Another factor to consider is car doors. In an autonomous vehicle that doesn’t have a standard door, the door seals look different but work the same way. A Tekscan sensor can help inspect seal integrity and ensure there are no leak paths. In addition, the entire vehicle with all its different components must be considered.
Tekscan has long supported the automotive industry, but needs to change its work for customers who are new to electric vehicles.
Pressure mapping with the thin-film print-in-sensor
Tekscan’s thin-film print-in sensor can capture pressure distributions over a large area and this technology is comparable to a load cell. However, it can also be used to determine how this total force is distributed over space, providing both the total force and the distribution.
Unlike most load cells, the Tekscan sensor is very thin and flexible, allowing it to fit in most areas where a typical load cell may not fit.
The solution offered by Tekscan in this area is completely plug and play. A print imaging system always consists of three parts. The sensor itself is the first component, followed by the electronics and software, which includes a dedicated software package.
The sensors are printed circuits. They are made from two layers of polyester or polyamide film, both materials known for their flexibility and dimensional stability – so they don’t change shape or size. Pressures of up to 6,000 PSI are also supported.
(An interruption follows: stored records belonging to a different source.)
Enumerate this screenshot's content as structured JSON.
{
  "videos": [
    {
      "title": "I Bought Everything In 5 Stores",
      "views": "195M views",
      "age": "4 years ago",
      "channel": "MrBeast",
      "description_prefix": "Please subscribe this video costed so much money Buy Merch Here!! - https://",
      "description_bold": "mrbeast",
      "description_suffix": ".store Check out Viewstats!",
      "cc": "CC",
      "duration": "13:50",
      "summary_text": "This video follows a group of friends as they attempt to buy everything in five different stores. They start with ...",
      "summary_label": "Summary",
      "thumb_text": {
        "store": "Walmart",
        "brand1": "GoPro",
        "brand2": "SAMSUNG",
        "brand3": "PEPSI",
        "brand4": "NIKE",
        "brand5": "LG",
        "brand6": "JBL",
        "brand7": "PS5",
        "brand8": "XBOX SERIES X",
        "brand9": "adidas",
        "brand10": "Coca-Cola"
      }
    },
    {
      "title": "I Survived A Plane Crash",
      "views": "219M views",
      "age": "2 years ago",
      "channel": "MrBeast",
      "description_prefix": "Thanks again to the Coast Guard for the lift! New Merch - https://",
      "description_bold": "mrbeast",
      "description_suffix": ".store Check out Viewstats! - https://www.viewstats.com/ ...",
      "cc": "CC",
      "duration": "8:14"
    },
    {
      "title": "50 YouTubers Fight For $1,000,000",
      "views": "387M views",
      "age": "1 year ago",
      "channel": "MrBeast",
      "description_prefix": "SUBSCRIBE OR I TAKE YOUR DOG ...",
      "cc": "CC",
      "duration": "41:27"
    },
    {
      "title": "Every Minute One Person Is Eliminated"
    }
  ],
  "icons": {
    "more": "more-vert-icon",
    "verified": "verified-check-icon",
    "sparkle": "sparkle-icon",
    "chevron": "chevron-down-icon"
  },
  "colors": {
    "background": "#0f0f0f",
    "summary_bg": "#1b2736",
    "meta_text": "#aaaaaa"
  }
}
In fact, those made of polyamide can withstand temperatures of up to 200°C or around 400°F. These two conditions – the maximum pressure and the maximum temperature – are usually well below what a battery stack or battery assembly could encounter.
manufacture of sensors
The manufacturing process begins with raw foils to which additive printing materials are later added. Silver tracks are printed, followed by a piezoresistive material, and finally sensors are sandwiched together at the top and bottom. For a given stratification, the top and bottom features are perpendicular to each other, forming an orthogonal matrix.
Each intersection in this matrix represents a specific electrical path through which electrical energy can flow. As the electrical energy is driven through the piezoresistive material, it travels across the intersection. In the unloaded state, the resistance is very high; When it is squeezed, the resistance gradually decreases, which makes it possible to act as a sensor. Depending on the load, each of these individual points can change the level of resistance.
An A/D converter is connected to the sensor on one side and to a PC on the other side.
Electronics send pulses of electrical energy to each track in a precise sequence. The energy going out completes a loop and comes back, and both the magnitude of the signal coming back and the timing based on the sequence are measured. This helps determine the location and magnitude of pressure and force across the array. The end product is a calibratable digital two-dimensional matrix of pressure values.
pressure mapping software
The pressure mapping software is the brains of the operation. It uses electronics to decode all signals returned by the sensor before displaying the results on the screen. For example, the output expected when a person presses their thumb against the sensor is something resembling a thumb.
Once all of the individual data points are recorded and properly aligned, a heat map is created. Warmer hues represent high pressure, while cooler hues – like blue – represent low pressure.
It’s a relative scale, but it’s more than just an image; It is also possible to extract calibrated values from each point and store data over time. Because capture rates are very high during dynamic events such as an impact event, it is possible to record for weeks or even months at a time and capture slower frame rates so that changes over time can be observed.
At Tekscan, customers are only limited by their imagination. A Tekscan sensor between any two solid surfaces can provide new information and therefore could be useful for an engineer in the EV market.
This information was obtained, verified and adapted from Tekscan, Inc. materials.
For more information on this source, visit Tekscan, Inc.